England’s success (only a third in the Welsh capital on their last eight visits) kept their hopes of winning the Guinness Six Nations title alive, although tournament heavyweights France and Ireland now loom large.
It may not have been pretty, but tries from winger Anthony Watson, prop Kyle Sinckler and center Ollie Lawrence underpinned a confidence-building win on the road.
Owen Farrell hit a penalty and converted (he also missed four shots on target), as England had enough in the tank to claim their first Principality Stadium triumph in six years.
Wales briefly led early in the second half through an attempted interception from winger Louis Rees-Zammit, converted by winger Leigh Halfpenny, who also kicked a penalty, but a build-up that was marred by the threat of players of Wales to go on strike, which was only averted 72 hours before kick-off and ended in a third successive loss in the tournament.
It was the first time in 16 years that Wales had been defeated in their first three Six Nations games, and now a potential decider against Italy in Rome looms on March 11.
Wales’ regional rugby financial woes are still far from resolved, however a clash that hardly happened could be an important step in England’s development under head coach Borthwick as they recorded their biggest win away home over Wales since 2003.
England came under immediate pressure when captain Farrell had a defensive clearance attempt charged by Wales number eight Taulupe Faletau, but the visitors cleared before their opponents could arrive in sufficient numbers.
Wayward kicking was a theme of the first 10 minutes from both sides, but England showed signs of calm as Farrell kicked a 48-metre penalty kick to push his team forward.
Wales showed plenty of intention, with Test debutant Mason Grady prominent, but they were undone by a clever England move after 19 minutes.
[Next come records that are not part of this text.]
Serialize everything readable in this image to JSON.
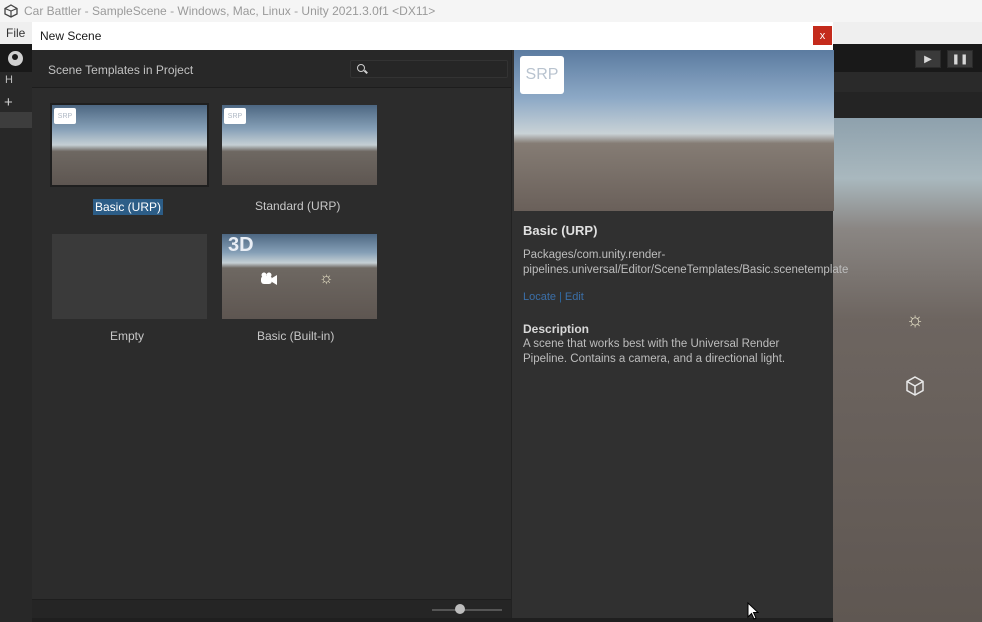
{
  "window": {
    "title": "Car Battler - SampleScene - Windows, Mac, Linux - Unity 2021.3.0f1 <DX11>",
    "menu": [
      "File"
    ]
  },
  "hierarchy": {
    "tab_label": "H"
  },
  "dialog": {
    "title": "New Scene",
    "close_label": "x",
    "templates_heading": "Scene Templates in Project",
    "search": {
      "value": "",
      "placeholder": ""
    },
    "templates": [
      {
        "label": "Basic (URP)",
        "thumbnail": "urp-sky",
        "badge": "SRP",
        "selected": true
      },
      {
        "label": "Standard (URP)",
        "thumbnail": "urp-sky",
        "badge": "SRP",
        "selected": false
      },
      {
        "label": "Empty",
        "thumbnail": "empty",
        "selected": false
      },
      {
        "label": "Basic (Built-in)",
        "thumbnail": "builtin-3d",
        "badge": "3D",
        "selected": false
      }
    ],
    "thumbnail_size": 0.4,
    "details": {
      "badge": "SRP",
      "title": "Basic (URP)",
      "path": "Packages/com.unity.render-pipelines.universal/Editor/SceneTemplates/Basic.scenetemplate",
      "links": [
        "Locate",
        "Edit"
      ],
      "description_heading": "Description",
      "description": "A scene that works best with the Universal Render Pipeline. Contains a camera, and a directional light."
    }
  },
  "icons": {
    "app": "unity-logo-icon",
    "account": "account-icon",
    "play": "play-icon",
    "pause": "pause-icon",
    "search": "search-icon",
    "camera": "camera-icon",
    "light": "directional-light-icon",
    "cube": "cube-icon"
  },
  "colors": {
    "selection": "#2c5d87",
    "close_button": "#c42b1c",
    "link": "#3b6fa8"
  }
}
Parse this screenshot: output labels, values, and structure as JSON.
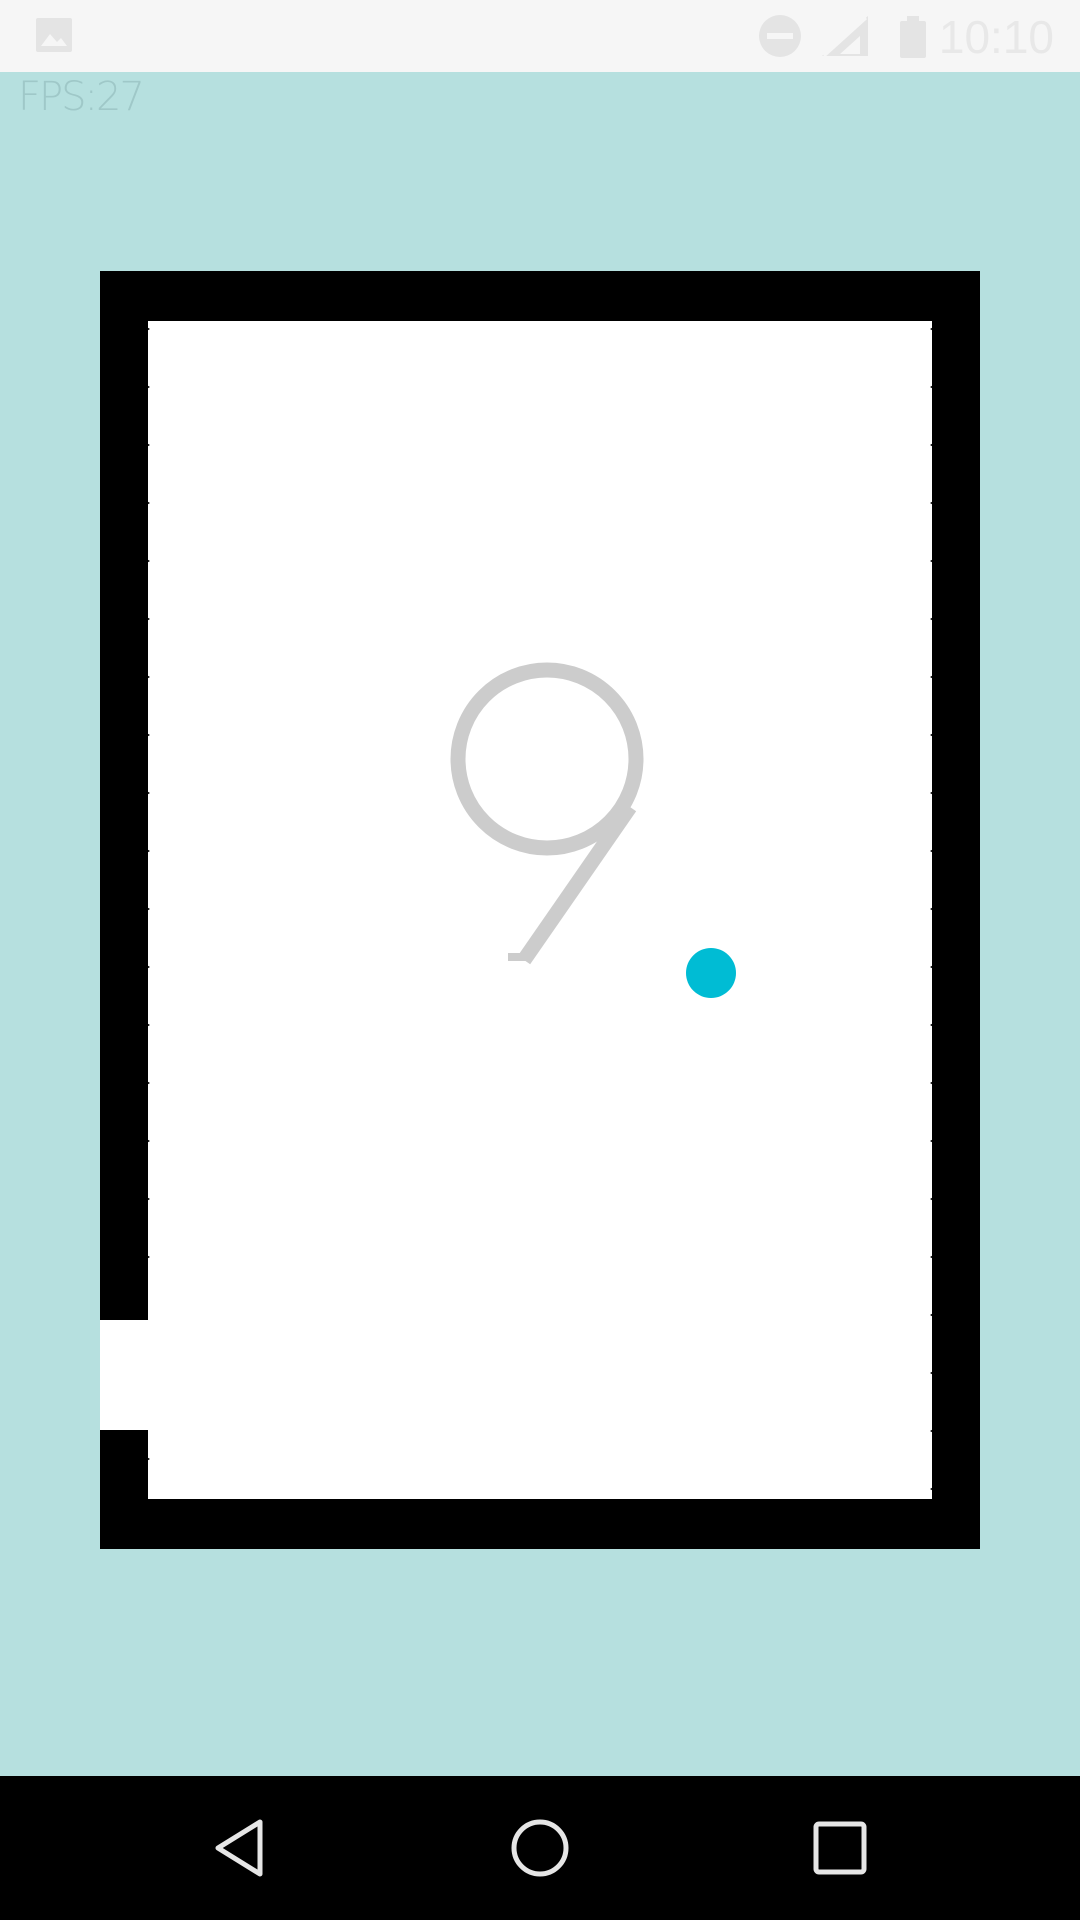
{
  "status_bar": {
    "time": "10:10",
    "icons": [
      "image-icon",
      "do-not-disturb-icon",
      "signal-icon",
      "battery-icon"
    ]
  },
  "hud": {
    "fps_label": "FPS:27"
  },
  "game": {
    "score": "9",
    "colors": {
      "background": "#b6e0df",
      "board": "#ffffff",
      "spikes": "#000000",
      "score": "#cccccc",
      "ball": "#00bcd4"
    }
  },
  "nav_bar": {
    "buttons": [
      "back-icon",
      "home-icon",
      "recents-icon"
    ]
  }
}
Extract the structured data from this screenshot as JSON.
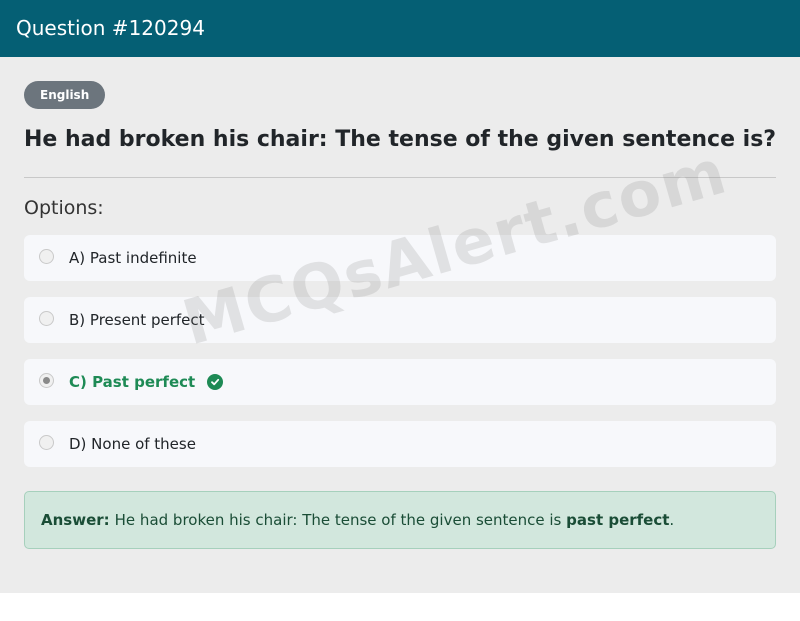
{
  "header": {
    "title": "Question #120294"
  },
  "category_badge": "English",
  "question": "He had broken his chair: The tense of the given sentence is?",
  "options_heading": "Options:",
  "options": [
    {
      "label": "A) Past indefinite",
      "selected": false,
      "correct": false
    },
    {
      "label": "B) Present perfect",
      "selected": false,
      "correct": false
    },
    {
      "label": "C) Past perfect",
      "selected": true,
      "correct": true
    },
    {
      "label": "D) None of these",
      "selected": false,
      "correct": false
    }
  ],
  "answer": {
    "label": "Answer:",
    "text": "He had broken his chair: The tense of the given sentence is",
    "highlight": "past perfect",
    "suffix": "."
  },
  "watermark": "MCQsAlert.com",
  "colors": {
    "header_bg": "#055f74",
    "correct": "#1e8a55",
    "answer_bg": "#d2e7dd",
    "badge_bg": "#6c757d"
  }
}
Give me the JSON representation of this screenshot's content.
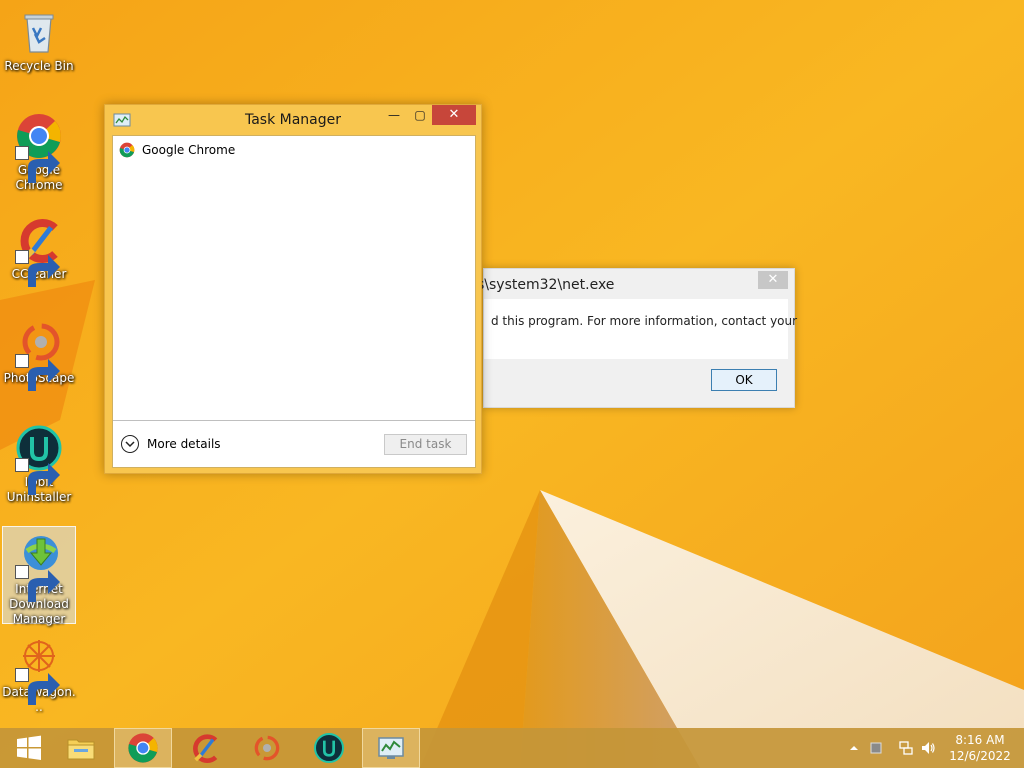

Winger Max Malins broke through Wales’ initial defensive cover, before the quickly recycled possession was worked wide and Watson finished impressively after receiving the pass from number eight Alex Dombrandt.
Farrell’s touchline conversion attempt hit the post, then Wales opened their account when Halfpenny hit an angled penalty as England led 8–3 at the start of the second quarter.
Wales persisted with aerial tactics, but that approach was meat and drink for England, as Malins and full-back Freddie Steward dealt comfortably with the barrage.
Farrell deflected a long-range penalty eight minutes before half time, but England continued to dominate the territory as Wales huffed and puffed, although they created nothing in terms of a clear attacking opportunity.
Wales finally moved when Rees-Zammit made a threatening half-break that brought them within England’s 22, only for Steward to halt their progress before another penalty was awarded by the home team and Farrell cleared.
Wales then attacked again but were unable to capitalize on the promising build-up play and England took a five-point lead at the interval.
But it took Wales just 45 seconds into the second period to erase that deficit when Rees-Zammit intercepted a Malins pass and ran 50 meters for an opportunistic try that Halfpenny converted.
Rees-Zammit’s ninth touchdown in 23 Tests underscored his finishing ability, but it took England just five minutes to regain the initiative.
Prop Ellis Genge ran aggressively into the heart of the Welsh defense and the England forwards did not need a second wild card to set up camp, with Sinckler crashing from close range and Farrell converting.
The game had suddenly come to life and Wales head coach Warren Gatland made his first changes as Biggar replaced Owen Williams and Saracens center Nick Tompkins replaced Josh Adams, with Test debutant Mason Grady moving to the wing
Another missed penalty by Farrell meant England were unable to pull away and the fourth quarter was inevitably hectic as both teams went for broke.
But England had the last word, with Lawrence crossing for a try with six minutes to go to leave them home and dry.